The Hemerocallis, or 'Daylilies' are coming into their own right now. Each bloom lasts only one day, hence the common name, but many buds are waiting for their moment on the same stem to prolong the interest.
The rain spoiled a number of petunias, but removing the untidy blooms by nipping the stem back to a healthy bud forces the plants to produce yet more flowers.
The Pelargoniums are a little more weather-resistant, and those tiny plug plants purchased in the Spring has brought some very pleasing varieties, both from the bush and trailing versions.
The baskets are practically heaving with their summer bedding plants.
And so to one of my favourite flowers of the season, the Fuschia. You may recall my taking some cuttings of young bedding varieties in the Spring. Being the same 'age' as their parents, they too are beginning to flower.
These are in a shadier spot in the greenhouse, as I still haven't got around to planting them out. But for now, lets have a look at those outside.
There are a few varieties of Hardy Fuschia dotted around the place too, some yet to flower, but this one just goes from strength to strength.
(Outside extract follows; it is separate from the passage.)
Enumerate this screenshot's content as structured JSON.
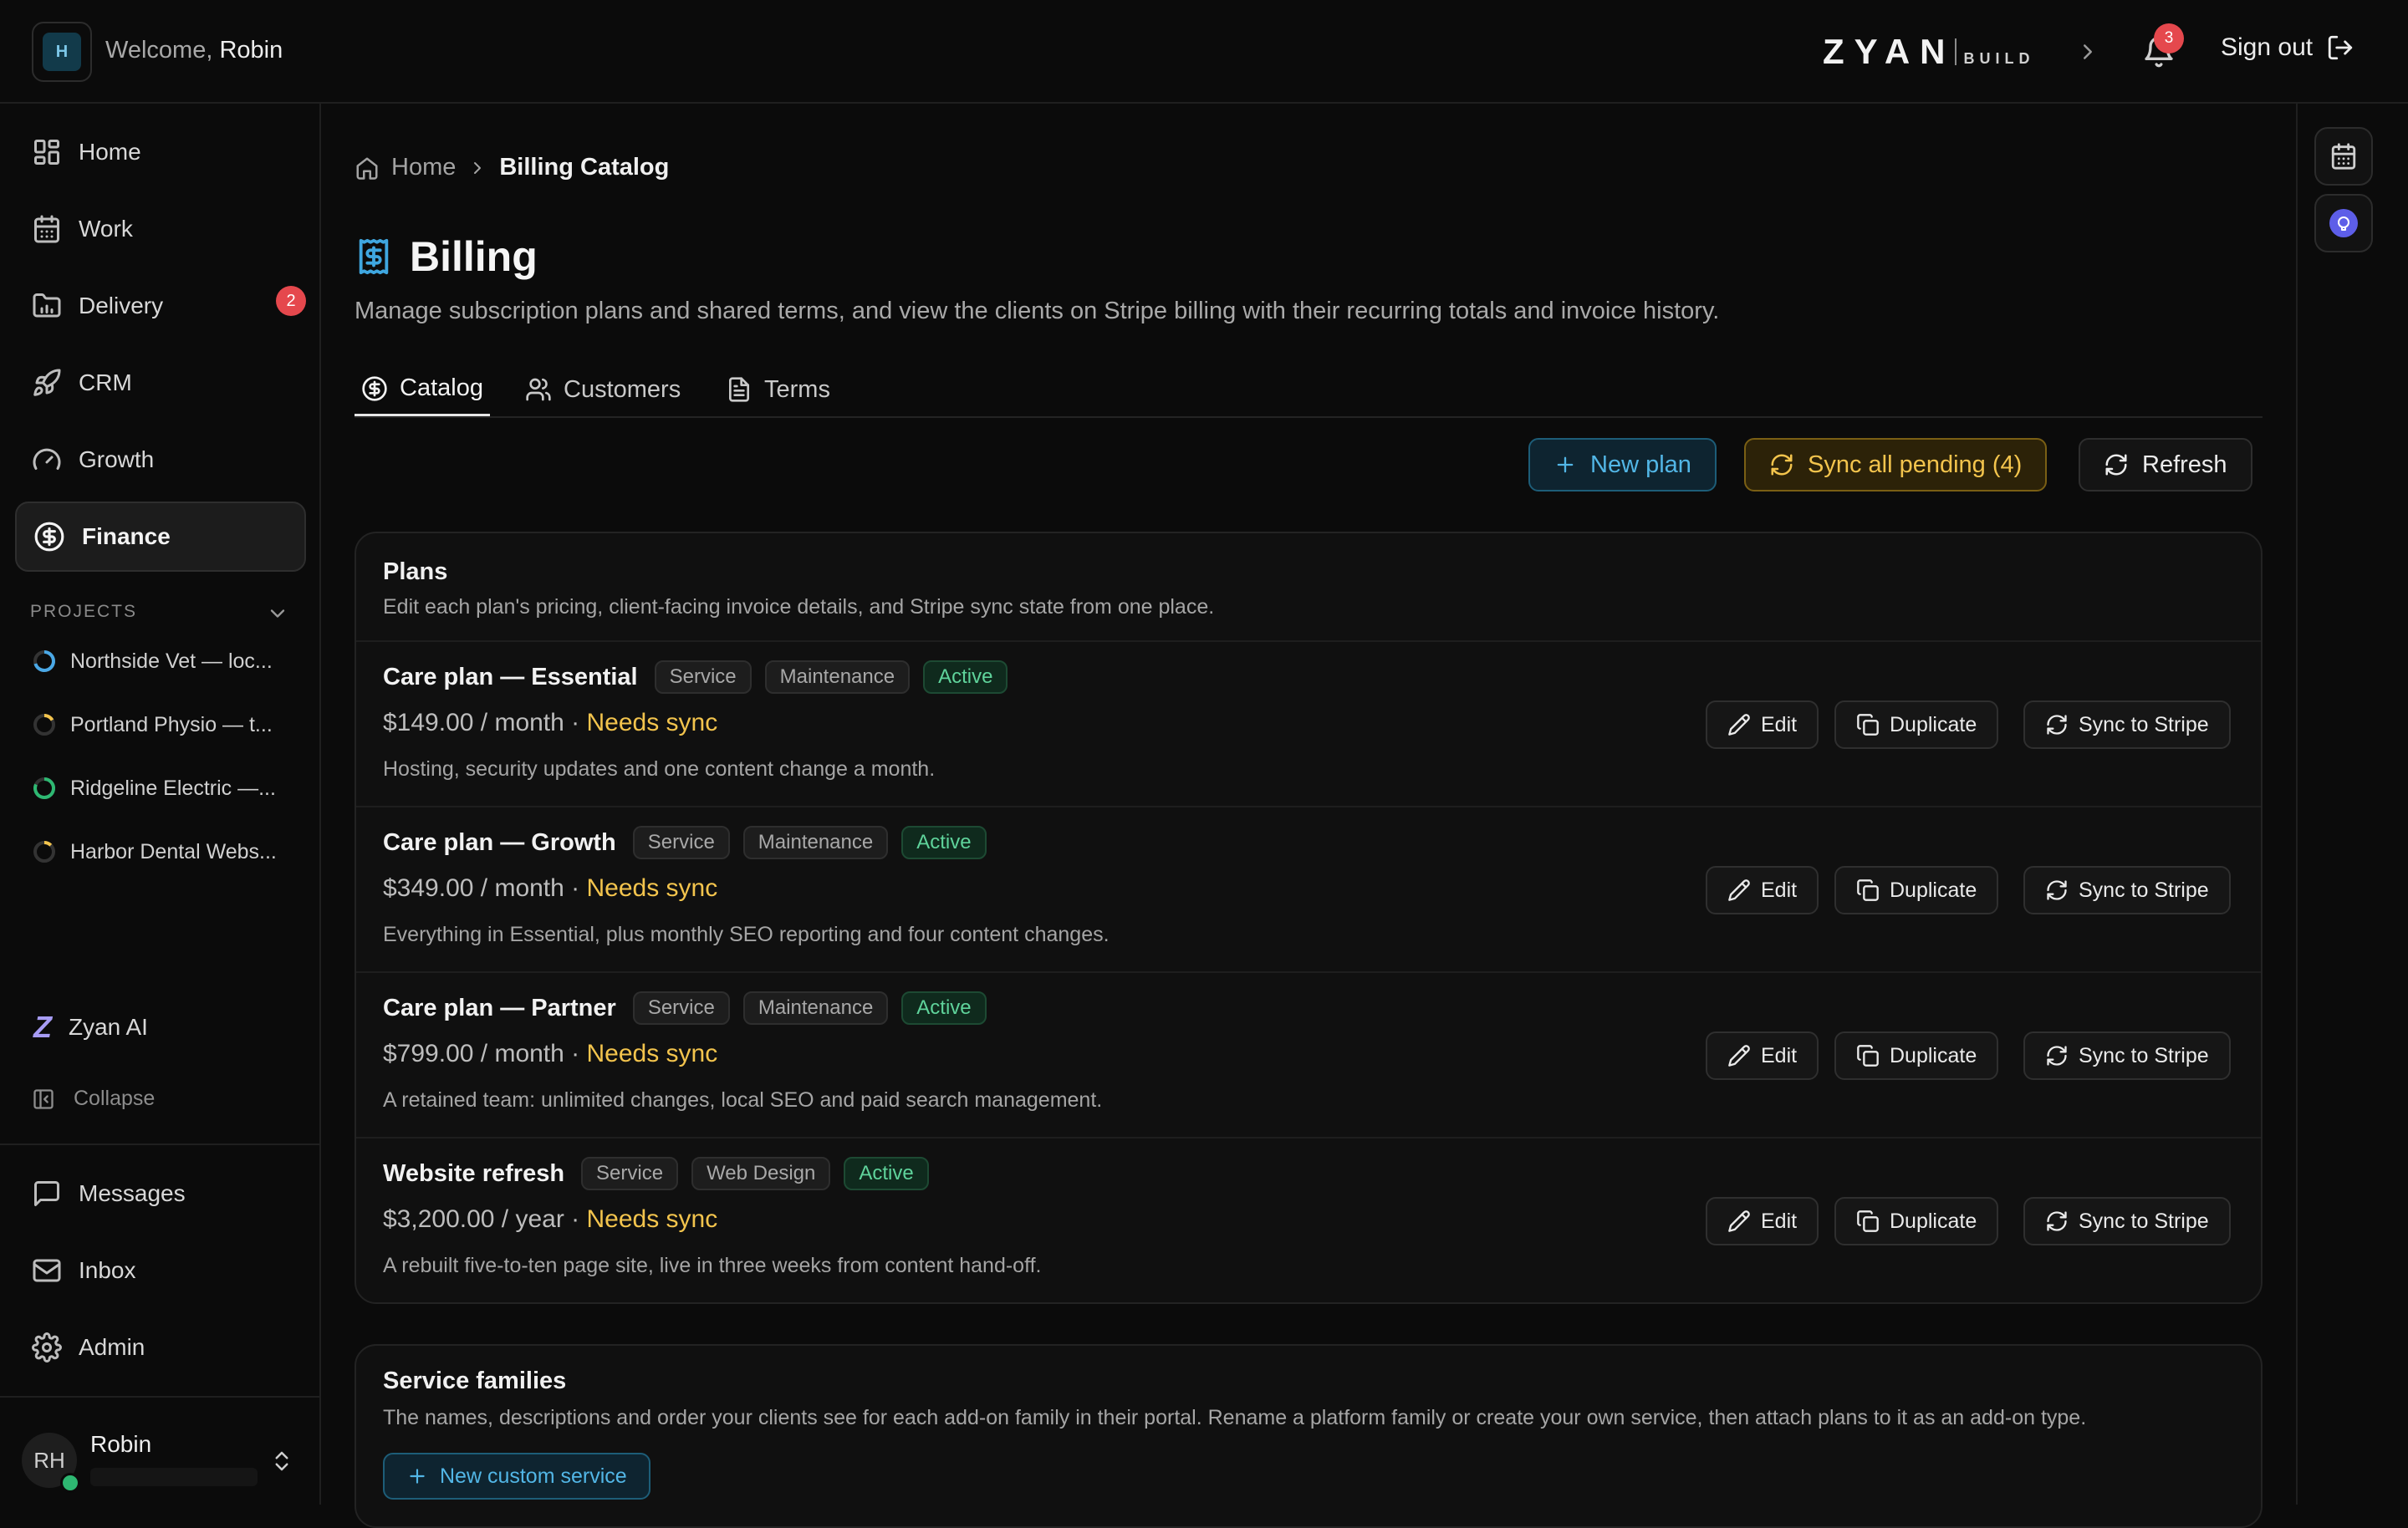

There is only one drawback to growing Fuschias, that they seem to be a magnet to wasps. Not enough to make me want to dig them up and resign them to the compost heap, but enough to warrant The Toad to back away in dread. I wondered whether they provide a little watering hole for them as they seem most attracted to them after watering, but more probably it's just the pollen they're after. This time of the year wasps are still feeding on aphids, and as there is still so much sweet natural food around for them, they pose less of a threat to us.
A surprising thing has happened in the garden. For the first time since moving here, the Clematis 'Rhapsody' has formed new flower buds. Perhaps it is making up for such a poor show in the Spring.
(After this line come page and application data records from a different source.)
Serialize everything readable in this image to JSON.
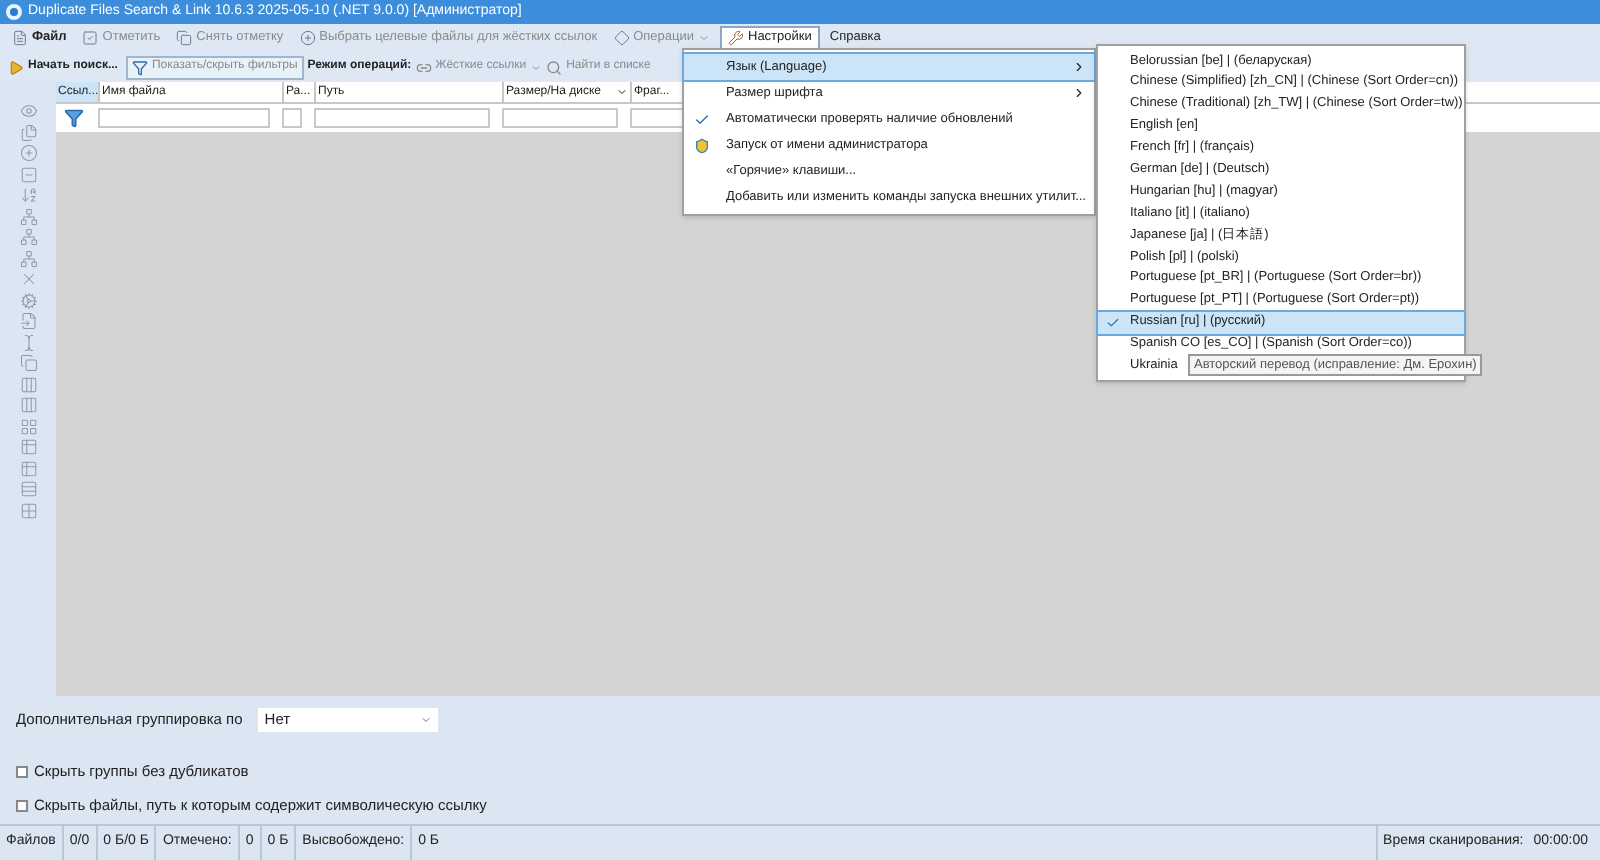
{
  "window": {
    "title": "Duplicate Files Search & Link 10.6.3 2025-05-10 (.NET 9.0.0) [Администратор]"
  },
  "menu_bar": [
    {
      "label": "Файл",
      "kind": "button",
      "disabled": false,
      "selected": false
    },
    {
      "label": "Отметить",
      "kind": "button",
      "disabled": true,
      "selected": false
    },
    {
      "label": "Снять отметку",
      "kind": "button",
      "disabled": true,
      "selected": false
    },
    {
      "label": "Выбрать целевые файлы для жёстких ссылок",
      "kind": "button",
      "disabled": true,
      "selected": false
    },
    {
      "label": "Операции",
      "kind": "dropdown",
      "disabled": true,
      "selected": false
    },
    {
      "label": "Настройки",
      "kind": "button",
      "disabled": false,
      "selected": true
    },
    {
      "label": "Справка",
      "kind": "plain",
      "disabled": false,
      "selected": false
    }
  ],
  "toolbar": {
    "start_search": "Начать поиск...",
    "filters_toggle": {
      "label": "Показать/скрыть фильтры",
      "disabled": true
    },
    "mode_label": "Режим операций:",
    "mode_value": {
      "label": "Жёсткие ссылки",
      "disabled": true
    },
    "find_in_list": {
      "label": "Найти в списке",
      "disabled": true
    }
  },
  "table": {
    "columns": [
      {
        "label": "Ссыл...",
        "selected": true
      },
      {
        "label": "Имя файла",
        "selected": false
      },
      {
        "label": "Ра...",
        "selected": false
      },
      {
        "label": "Путь",
        "selected": false
      },
      {
        "label": "Размер/На диске",
        "selected": false,
        "sortable": true
      },
      {
        "label": "Фраг...",
        "selected": false
      }
    ]
  },
  "settings_menu": [
    {
      "label": "Язык (Language)",
      "kind": "submenu",
      "selected": true
    },
    {
      "label": "Размер шрифта",
      "kind": "submenu",
      "selected": false
    },
    {
      "label": "Автоматически проверять наличие обновлений",
      "kind": "check",
      "selected": false,
      "checked": true
    },
    {
      "label": "Запуск от имени администратора",
      "kind": "shield",
      "selected": false
    },
    {
      "label": "«Горячие» клавиши...",
      "kind": "plain",
      "selected": false
    },
    {
      "label": "Добавить или изменить команды запуска внешних утилит...",
      "kind": "plain",
      "selected": false
    }
  ],
  "language_menu": [
    {
      "label": "Belorussian [be] | (беларуская)",
      "selected": false
    },
    {
      "label": "Chinese (Simplified) [zh_CN] | (Chinese (Sort Order=cn))",
      "selected": false
    },
    {
      "label": "Chinese (Traditional) [zh_TW] | (Chinese (Sort Order=tw))",
      "selected": false
    },
    {
      "label": "English [en]",
      "selected": false
    },
    {
      "label": "French [fr] | (français)",
      "selected": false
    },
    {
      "label": "German [de] | (Deutsch)",
      "selected": false
    },
    {
      "label": "Hungarian [hu] | (magyar)",
      "selected": false
    },
    {
      "label": "Italiano [it] | (italiano)",
      "selected": false
    },
    {
      "label": "Japanese [ja] | (日本語)",
      "selected": false
    },
    {
      "label": "Polish [pl] | (polski)",
      "selected": false
    },
    {
      "label": "Portuguese [pt_BR] | (Portuguese (Sort Order=br))",
      "selected": false
    },
    {
      "label": "Portuguese [pt_PT] | (Portuguese (Sort Order=pt))",
      "selected": false
    },
    {
      "label": "Russian [ru] | (русский)",
      "selected": true
    },
    {
      "label": "Spanish CO [es_CO] | (Spanish (Sort Order=co))",
      "selected": false
    },
    {
      "label": "Ukrainia",
      "selected": false
    }
  ],
  "tooltip": "Авторский перевод (исправление: Дм. Ерохин)",
  "grouping": {
    "label": "Дополнительная группировка по",
    "value": "Нет"
  },
  "options": [
    {
      "label": "Скрыть группы без дубликатов",
      "checked": false
    },
    {
      "label": "Скрыть файлы, путь к которым содержит символическую ссылку",
      "checked": false
    }
  ],
  "status_bar": {
    "files_label": "Файлов",
    "files_count": "0/0",
    "files_size": "0 Б/0 Б",
    "marked_label": "Отмечено:",
    "marked_count": "0",
    "marked_size": "0 Б",
    "freed_label": "Высвобождено:",
    "freed_size": "0 Б",
    "scan_time_label": "Время сканирования:",
    "scan_time": "00:00:00"
  }
}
And now to another of my favourite Summer flowering plants. Lillies. As these began to open, so too did the heavens and our first Summer storms rolled in. I decided then to cut an armful for the house to be able to enjoy the heavy scent indoors, should the rain spoil the remainder.
The established Hebe's are in flower. This particular one had cuttings taken from it a few weeks back, as it's on the list of plants to move. The cuttings were taken in the event of it taking umbridge at being shifted from the island bed and giving up the ghost. A back-up plan if you like. It hasn't performed as well as previous years, and since there is an identical form in the same bed, it will be replaced by the one bought a few weeks ago, with blue flowers.
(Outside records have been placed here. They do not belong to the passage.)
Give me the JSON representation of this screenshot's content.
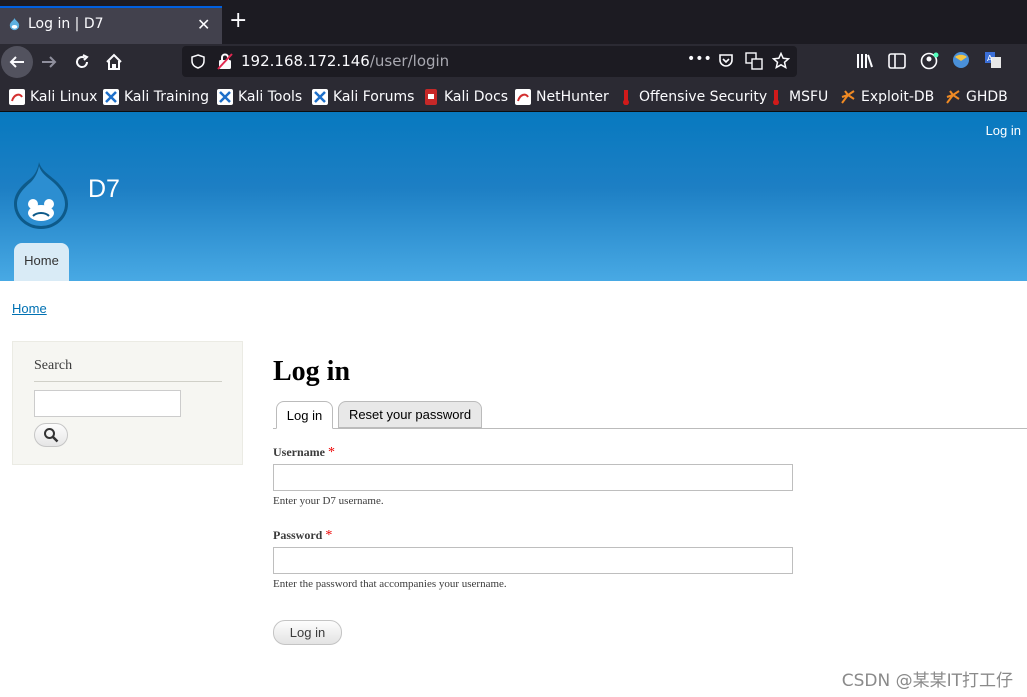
{
  "browser": {
    "tab_title": "Log in | D7",
    "tab_close": "✕",
    "new_tab": "+",
    "url_host": "192.168.172.146",
    "url_path": "/user/login",
    "url_more": "•••",
    "bookmarks": [
      {
        "label": "Kali Linux",
        "icon": "kali-dragon-icon"
      },
      {
        "label": "Kali Training",
        "icon": "kali-training-icon"
      },
      {
        "label": "Kali Tools",
        "icon": "kali-tools-icon"
      },
      {
        "label": "Kali Forums",
        "icon": "kali-forums-icon"
      },
      {
        "label": "Kali Docs",
        "icon": "kali-docs-icon"
      },
      {
        "label": "NetHunter",
        "icon": "nethunter-icon"
      },
      {
        "label": "Offensive Security",
        "icon": "offsec-icon"
      },
      {
        "label": "MSFU",
        "icon": "msfu-icon"
      },
      {
        "label": "Exploit-DB",
        "icon": "exploitdb-icon"
      },
      {
        "label": "GHDB",
        "icon": "ghdb-icon"
      }
    ]
  },
  "site": {
    "header_login": "Log in",
    "name": "D7",
    "primary_tab": "Home",
    "breadcrumb": "Home"
  },
  "sidebar": {
    "search_title": "Search"
  },
  "main": {
    "title": "Log in",
    "tabs": [
      {
        "label": "Log in",
        "active": true
      },
      {
        "label": "Reset your password",
        "active": false
      }
    ],
    "username_label": "Username",
    "username_desc": "Enter your D7 username.",
    "password_label": "Password",
    "password_desc": "Enter the password that accompanies your username.",
    "required_mark": "*",
    "submit_label": "Log in"
  },
  "watermark": "CSDN @某某IT打工仔",
  "colors": {
    "header_top": "#0779bf",
    "header_bottom": "#48a9e4",
    "link": "#0071b3",
    "required": "#e00000"
  }
}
Escaping the unruly children's attention last week, this purple Allium globe is colouring up nicely and awaiting the moment when it will burst out into a firework display...apparently.
Penstemons are opening too. I hadn't realised just how dark these would be when I bought them, so I might just have to buy some more in a lighter shade to show them off a little better. They seem to be lost in the foliage right now unless viewed at a certain angle.
Before we move to the vegetables, there just time to take a peek at the first Potentilla bloom. Peering out from beneath the large leaves of the courgette plants, it seems very out of place. This shrub will hopefully fill out a little more and become more substantial in the coming years, as it's unlikely we shall use this bed for so many vegetables in the future.
In this modest raised bed built by The Man that Can back in the Spring with York Stone we discovered in the garden last year, lie courgettes, pumpkins, sweetcorn and french beans jostling for position with various annuals yet to flower. I cannot for the life of me remember what annuals we sowed apart from Cosmos, whose filigree foliage stands out amongst all the various leaf shapes.
I thought it might be an idea to show the difference between a male and female courgette flower. The male has quite a thin straight stem, and by contrast the female displays a swollen stem, which is the forming courgette.
The Sweetcorn is in full swing now. The chickens are eager to get their beaks on the cobs already, but they've still got a while to go until ripe.
A quick peek into the greenhouse now shows tiny white flowers on the peppers. I'm quite pleased with these as last year they failed to bloom.
And finally my very first cucumber! I'm wondering now when to cut it, as I understand they don't usually grow to supermarket size...any ideas?